The author is a columnist of the JoongAng Ilbo.
Yoon Seok-youl, former chief prosecutor and front-runner in polls as a presidential candidate from the opposition front, has been under fire for a streak of gaffes that seemed to demonstrate political inexperience. He raised an uproar after proposing to allow start-ups to work as long as 120 hours a week if necessary. He said that Daegu residents could have started an uprising when the government floated the idea of a lockdown of the city in the early stages of the Covid-19 pandemic last year. Now, Yoon has once again stirred controversy by saying poor people should be able to choose to eat some adulterated food, a criticism of overly strict regulations on food safety that restrict consumers’ choices. He claims to have lifted the idea from “Free to Choose,” the bestseller by free-market champion and economist Milton Friedman. Yoon should be thankful that his remark didn’t cause more of an uproar, as quoting Friedman could be highly dangerous in Korea due to his extreme ideas.
The late Nobel laureate and guru to conservatives was far more progressive than thought. He argued for liberalization of high-interest lenders as restriction only hardens the lives of the poor, who are turned away by legitimate lenders. He also implied prostitution should be legal. “You put a willing buyer with a willing seller, and it’s up to them … I don’t see justification for bringing the police into it,” he said in 2006. On the same grounds, he thought marijuana should become legal as the black-market trade only increases crime and social inefficiency. He also regarded illegal immigration as a necessary evil for the economy.
Quoting Friedman in Korea, therefore, requires discretion. Then, why has Yoon chosen the Friedman quote? He has been touring the country to appeal to centrists and liberals who have turned their backs on President Moon Jae-in and the Democratic Party (DP). Upon finally joining the main opposition People Power Party (PPP), he vowed to attract centrists to the conservative party. But Yoon should not borrow ideas from Friedman if he wishes to attract centrists on economic affairs. It is as treacherous as a leftist candidate quoting Karl Marx on capitalism to a centrist audience. Friedman stands at the far-right among economists, along with Friedrich Hayek. He advocated absolute free markets entirely based on free competition and efficiency.

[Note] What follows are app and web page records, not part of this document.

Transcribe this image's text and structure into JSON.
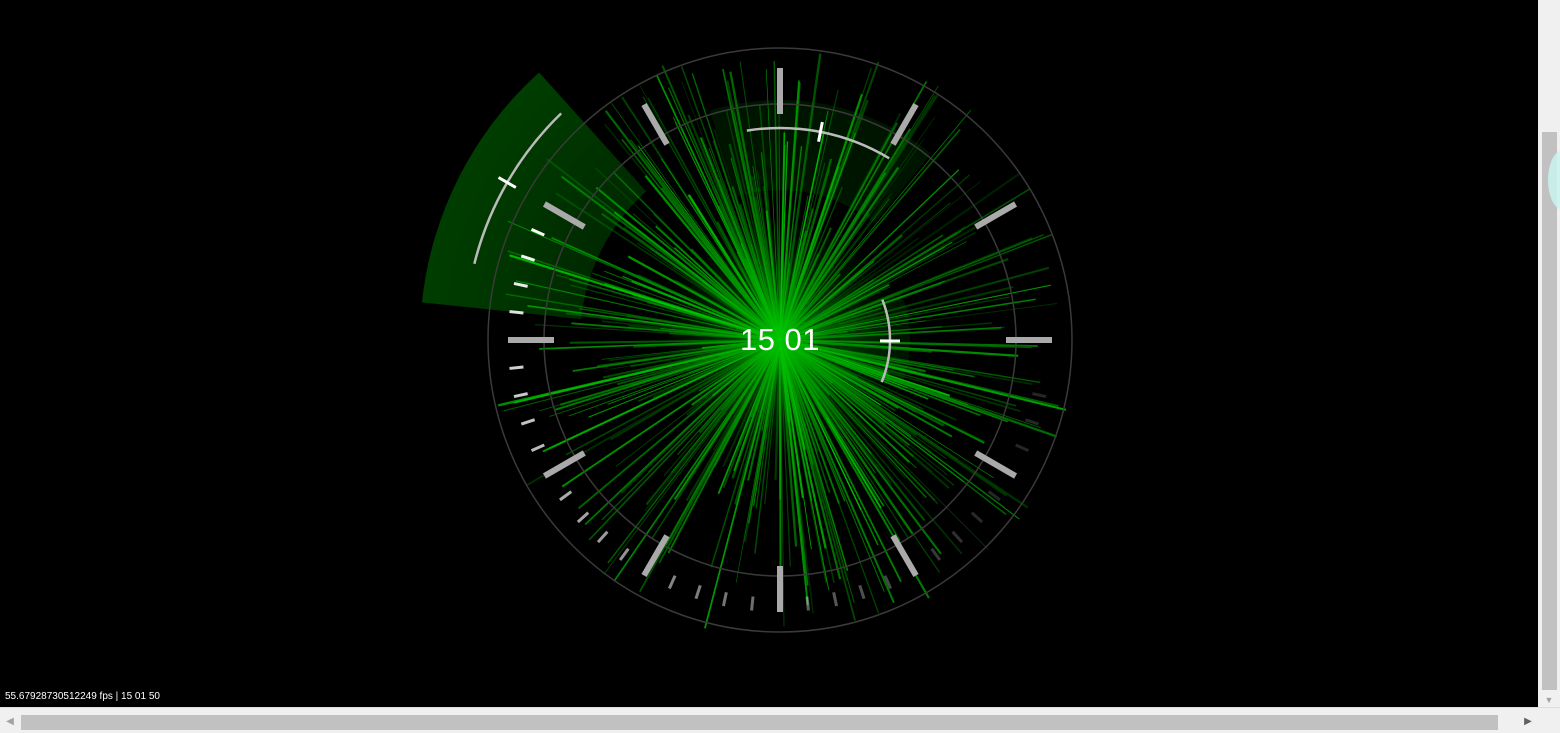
{
  "clock": {
    "time_display": "15 01",
    "hours": 15,
    "minutes": 1,
    "seconds": 50
  },
  "status": {
    "text": "55.67928730512249 fps | 15 01 50"
  },
  "colors": {
    "background": "#000000",
    "accent": "#00b400",
    "ring": "#3a3a3a",
    "tick": "#b0b0b0"
  },
  "icons": {
    "scroll_left": "triangle-left-icon",
    "scroll_right": "triangle-right-icon",
    "scroll_down": "triangle-down-icon"
  },
  "scroll": {
    "left_glyph": "◀",
    "right_glyph": "▶",
    "down_glyph": "▼"
  }
}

Yoon promised to be “more careful” after admitting to having caused “misunderstanding.” Still, his explanation is not convincing as he quoted a wrong person and reasoned in the wrong direction. It would have been wiser to quote more dovish conservative economists like John Maynard Keynes or Paul Samuelson.
PPP chief Lee Jun-seok is finding the ground shaky too. His biggest folly was an agreement with DP counterpart Song Young-gil over a universal handout of relief funds. He said he agreed with the idea because of Song’s argument about hefty administrative costs to select the lower 80 percent income level for handout. Lee proved to be too naïve in politicking. The liberals argue for a blanket handout by hyping administrative costs or complaints from those who are excluded. But Korea is a powerhouse in IT and big data. It costs just 4.2 billion won ($3.7 million) in picking out those eligible for the 8.6-trillion-won handouts. Lee fell into Song’s trap unwittingly.
The idea of doling out checks to households whose assets actually increased during the Covid-19 crisis is unfair and unjust. Lee should have argued that more money should go to small merchants and the self-employed. It is a matter of upholding conservative values and principles.
Presidential hopefuls from the PPP are waging a dangerous gamble by pitching a negative income tax to compete against those campaigning for basic incomes from the ruling front. The idea from Friedman argues that a state should provide money to people below a certain income level instead of collecting taxes from them. Friedman thought the system could replace an array of welfare benefits. If all the existing welfare systems like basic livelihood allowances, the minimum wage and pensions are scrapped, the administrative organizations also would have to be restructured. Could the conservative front be bold enough to push ahead with such a risky plan?
All candidates from the DP promise an extension of the politics of Moon Jae-in. They are trying to buy votes from Moon loyalists. No one promises a divorce from the policies that torture the self-employed. The conservative front is no different. Only two minors, Rep. Yoon Hee-sook and Yoo Seung-min, a former lawmaker, compete with reasonable economic platforms.
Moon’s income-led growth and real estate policies weren’t questioned in the last election campaign, which came in the wake of a presidential impeachment and removal. When Moon was questioned in a TV debate, he just said, “I explained earlier.” As a result, the country has been paying a dire price. This time, we have time to scrutinize candidates’ platforms. We must shift attention to their platforms and away from their scandalous pasts.